# Task requirements:
An exact copy of the listing is required.

# Given data:
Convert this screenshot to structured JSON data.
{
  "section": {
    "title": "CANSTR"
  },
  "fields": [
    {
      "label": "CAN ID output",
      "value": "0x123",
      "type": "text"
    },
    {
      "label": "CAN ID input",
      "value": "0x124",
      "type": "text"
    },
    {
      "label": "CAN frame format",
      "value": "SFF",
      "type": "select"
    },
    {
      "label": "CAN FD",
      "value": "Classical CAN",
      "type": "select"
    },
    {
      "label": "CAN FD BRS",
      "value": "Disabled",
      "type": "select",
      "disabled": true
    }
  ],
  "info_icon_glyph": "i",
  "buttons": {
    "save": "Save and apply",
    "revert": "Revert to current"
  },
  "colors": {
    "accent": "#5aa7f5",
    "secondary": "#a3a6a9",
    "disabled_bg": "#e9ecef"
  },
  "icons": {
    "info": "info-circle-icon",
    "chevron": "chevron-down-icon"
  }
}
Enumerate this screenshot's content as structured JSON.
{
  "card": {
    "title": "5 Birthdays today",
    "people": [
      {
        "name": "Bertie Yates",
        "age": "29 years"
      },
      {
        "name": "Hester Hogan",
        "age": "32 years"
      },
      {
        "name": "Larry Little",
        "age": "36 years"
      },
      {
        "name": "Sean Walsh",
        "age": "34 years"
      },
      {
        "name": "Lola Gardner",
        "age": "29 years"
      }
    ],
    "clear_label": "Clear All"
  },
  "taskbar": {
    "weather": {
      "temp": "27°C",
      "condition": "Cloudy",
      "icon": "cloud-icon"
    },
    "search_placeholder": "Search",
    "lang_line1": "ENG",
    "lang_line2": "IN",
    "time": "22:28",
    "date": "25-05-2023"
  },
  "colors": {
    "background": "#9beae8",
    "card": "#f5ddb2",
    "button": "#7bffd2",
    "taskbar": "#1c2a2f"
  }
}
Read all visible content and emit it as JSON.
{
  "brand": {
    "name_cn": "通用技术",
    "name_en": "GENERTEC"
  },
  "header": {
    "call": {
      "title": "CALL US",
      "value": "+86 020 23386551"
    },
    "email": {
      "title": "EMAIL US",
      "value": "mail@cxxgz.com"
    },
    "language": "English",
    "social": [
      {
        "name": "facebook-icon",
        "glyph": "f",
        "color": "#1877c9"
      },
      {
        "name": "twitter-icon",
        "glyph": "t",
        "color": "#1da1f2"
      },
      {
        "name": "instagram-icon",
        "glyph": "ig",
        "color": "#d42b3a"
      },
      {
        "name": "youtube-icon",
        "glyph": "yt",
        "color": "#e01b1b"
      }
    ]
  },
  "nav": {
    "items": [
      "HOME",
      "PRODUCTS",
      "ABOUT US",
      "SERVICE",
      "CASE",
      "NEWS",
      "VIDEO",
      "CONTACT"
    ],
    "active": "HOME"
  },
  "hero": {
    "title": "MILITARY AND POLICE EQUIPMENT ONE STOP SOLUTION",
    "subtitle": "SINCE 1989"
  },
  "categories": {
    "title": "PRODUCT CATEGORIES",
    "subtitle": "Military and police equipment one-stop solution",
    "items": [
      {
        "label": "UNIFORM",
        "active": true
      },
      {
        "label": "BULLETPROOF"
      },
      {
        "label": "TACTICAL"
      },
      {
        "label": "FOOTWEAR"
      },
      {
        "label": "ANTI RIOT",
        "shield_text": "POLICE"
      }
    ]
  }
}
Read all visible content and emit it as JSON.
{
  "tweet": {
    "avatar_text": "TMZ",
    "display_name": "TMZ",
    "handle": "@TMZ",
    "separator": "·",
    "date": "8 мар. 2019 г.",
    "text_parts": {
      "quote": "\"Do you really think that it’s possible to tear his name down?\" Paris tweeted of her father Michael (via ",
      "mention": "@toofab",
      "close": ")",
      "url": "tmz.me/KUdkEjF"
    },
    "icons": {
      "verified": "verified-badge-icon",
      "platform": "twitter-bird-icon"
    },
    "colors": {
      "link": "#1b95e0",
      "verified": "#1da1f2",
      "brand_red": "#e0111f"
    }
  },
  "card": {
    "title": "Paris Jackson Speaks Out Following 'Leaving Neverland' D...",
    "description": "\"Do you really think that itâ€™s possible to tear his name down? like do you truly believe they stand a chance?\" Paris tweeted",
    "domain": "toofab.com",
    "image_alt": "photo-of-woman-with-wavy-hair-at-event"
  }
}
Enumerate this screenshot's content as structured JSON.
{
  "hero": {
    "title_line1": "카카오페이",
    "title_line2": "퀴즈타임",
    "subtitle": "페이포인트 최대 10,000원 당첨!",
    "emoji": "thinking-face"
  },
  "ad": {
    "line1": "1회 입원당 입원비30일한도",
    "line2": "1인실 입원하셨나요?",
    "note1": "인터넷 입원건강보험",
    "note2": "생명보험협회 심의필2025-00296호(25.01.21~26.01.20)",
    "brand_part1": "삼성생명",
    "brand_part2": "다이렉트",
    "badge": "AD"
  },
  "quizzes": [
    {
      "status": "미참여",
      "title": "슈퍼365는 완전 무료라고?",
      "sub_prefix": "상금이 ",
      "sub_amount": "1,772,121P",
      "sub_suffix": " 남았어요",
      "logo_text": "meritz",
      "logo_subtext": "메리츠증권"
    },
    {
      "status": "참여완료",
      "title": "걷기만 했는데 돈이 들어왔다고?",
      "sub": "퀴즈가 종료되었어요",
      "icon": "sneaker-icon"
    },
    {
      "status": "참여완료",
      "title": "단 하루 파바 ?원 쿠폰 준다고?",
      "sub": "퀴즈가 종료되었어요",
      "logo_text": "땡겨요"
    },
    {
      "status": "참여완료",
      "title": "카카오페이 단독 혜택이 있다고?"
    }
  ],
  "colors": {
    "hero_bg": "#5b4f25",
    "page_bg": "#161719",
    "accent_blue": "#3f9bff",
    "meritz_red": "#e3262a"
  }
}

# Solution to this task:
Convert this screenshot to structured JSON data.
{
  "section": {
    "title": "CANSTR"
  },
  "fields": [
    {
      "label": "CAN ID output",
      "value": "0x123",
      "type": "text"
    },
    {
      "label": "CAN ID input",
      "value": "0x124",
      "type": "text"
    },
    {
      "label": "CAN frame format",
      "value": "SFF",
      "type": "select"
    },
    {
      "label": "CAN FD",
      "value": "Classical CAN",
      "type": "select"
    },
    {
      "label": "CAN FD BRS",
      "value": "Disabled",
      "type": "select",
      "disabled": true
    }
  ],
  "info_icon_glyph": "i",
  "buttons": {
    "save": "Save and apply",
    "revert": "Revert to current"
  },
  "colors": {
    "accent": "#5aa7f5",
    "secondary": "#a3a6a9",
    "disabled_bg": "#e9ecef"
  },
  "icons": {
    "info": "info-circle-icon",
    "chevron": "chevron-down-icon"
  }
}
Enumerate this screenshot's content as structured JSON.
{
  "card": {
    "title": "5 Birthdays today",
    "people": [
      {
        "name": "Bertie Yates",
        "age": "29 years"
      },
      {
        "name": "Hester Hogan",
        "age": "32 years"
      },
      {
        "name": "Larry Little",
        "age": "36 years"
      },
      {
        "name": "Sean Walsh",
        "age": "34 years"
      },
      {
        "name": "Lola Gardner",
        "age": "29 years"
      }
    ],
    "clear_label": "Clear All"
  },
  "taskbar": {
    "weather": {
      "temp": "27°C",
      "condition": "Cloudy",
      "icon": "cloud-icon"
    },
    "search_placeholder": "Search",
    "lang_line1": "ENG",
    "lang_line2": "IN",
    "time": "22:28",
    "date": "25-05-2023"
  },
  "colors": {
    "background": "#9beae8",
    "card": "#f5ddb2",
    "button": "#7bffd2",
    "taskbar": "#1c2a2f"
  }
}
Read all visible content and emit it as JSON.
{
  "brand": {
    "name_cn": "通用技术",
    "name_en": "GENERTEC"
  },
  "header": {
    "call": {
      "title": "CALL US",
      "value": "+86 020 23386551"
    },
    "email": {
      "title": "EMAIL US",
      "value": "mail@cxxgz.com"
    },
    "language": "English",
    "social": [
      {
        "name": "facebook-icon",
        "glyph": "f",
        "color": "#1877c9"
      },
      {
        "name": "twitter-icon",
        "glyph": "t",
        "color": "#1da1f2"
      },
      {
        "name": "instagram-icon",
        "glyph": "ig",
        "color": "#d42b3a"
      },
      {
        "name": "youtube-icon",
        "glyph": "yt",
        "color": "#e01b1b"
      }
    ]
  },
  "nav": {
    "items": [
      "HOME",
      "PRODUCTS",
      "ABOUT US",
      "SERVICE",
      "CASE",
      "NEWS",
      "VIDEO",
      "CONTACT"
    ],
    "active": "HOME"
  },
  "hero": {
    "title": "MILITARY AND POLICE EQUIPMENT ONE STOP SOLUTION",
    "subtitle": "SINCE 1989"
  },
  "categories": {
    "title": "PRODUCT CATEGORIES",
    "subtitle": "Military and police equipment one-stop solution",
    "items": [
      {
        "label": "UNIFORM",
        "active": true
      },
      {
        "label": "BULLETPROOF"
      },
      {
        "label": "TACTICAL"
      },
      {
        "label": "FOOTWEAR"
      },
      {
        "label": "ANTI RIOT",
        "shield_text": "POLICE"
      }
    ]
  }
}
Read all visible content and emit it as JSON.
{
  "tweet": {
    "avatar_text": "TMZ",
    "display_name": "TMZ",
    "handle": "@TMZ",
    "separator": "·",
    "date": "8 мар. 2019 г.",
    "text_parts": {
      "quote": "\"Do you really think that it’s possible to tear his name down?\" Paris tweeted of her father Michael (via ",
      "mention": "@toofab",
      "close": ")",
      "url": "tmz.me/KUdkEjF"
    },
    "icons": {
      "verified": "verified-badge-icon",
      "platform": "twitter-bird-icon"
    },
    "colors": {
      "link": "#1b95e0",
      "verified": "#1da1f2",
      "brand_red": "#e0111f"
    }
  },
  "card": {
    "title": "Paris Jackson Speaks Out Following 'Leaving Neverland' D...",
    "description": "\"Do you really think that itâ€™s possible to tear his name down? like do you truly believe they stand a chance?\" Paris tweeted",
    "domain": "toofab.com",
    "image_alt": "photo-of-woman-with-wavy-hair-at-event"
  }
}
Enumerate this screenshot's content as structured JSON.
{
  "hero": {
    "title_line1": "카카오페이",
    "title_line2": "퀴즈타임",
    "subtitle": "페이포인트 최대 10,000원 당첨!",
    "emoji": "thinking-face"
  },
  "ad": {
    "line1": "1회 입원당 입원비30일한도",
    "line2": "1인실 입원하셨나요?",
    "note1": "인터넷 입원건강보험",
    "note2": "생명보험협회 심의필2025-00296호(25.01.21~26.01.20)",
    "brand_part1": "삼성생명",
    "brand_part2": "다이렉트",
    "badge": "AD"
  },
  "quizzes": [
    {
      "status": "미참여",
      "title": "슈퍼365는 완전 무료라고?",
      "sub_prefix": "상금이 ",
      "sub_amount": "1,772,121P",
      "sub_suffix": " 남았어요",
      "logo_text": "meritz",
      "logo_subtext": "메리츠증권"
    },
    {
      "status": "참여완료",
      "title": "걷기만 했는데 돈이 들어왔다고?",
      "sub": "퀴즈가 종료되었어요",
      "icon": "sneaker-icon"
    },
    {
      "status": "참여완료",
      "title": "단 하루 파바 ?원 쿠폰 준다고?",
      "sub": "퀴즈가 종료되었어요",
      "logo_text": "땡겨요"
    },
    {
      "status": "참여완료",
      "title": "카카오페이 단독 혜택이 있다고?"
    }
  ],
  "colors": {
    "hero_bg": "#5b4f25",
    "page_bg": "#161719",
    "accent_blue": "#3f9bff",
    "meritz_red": "#e3262a"
  }
}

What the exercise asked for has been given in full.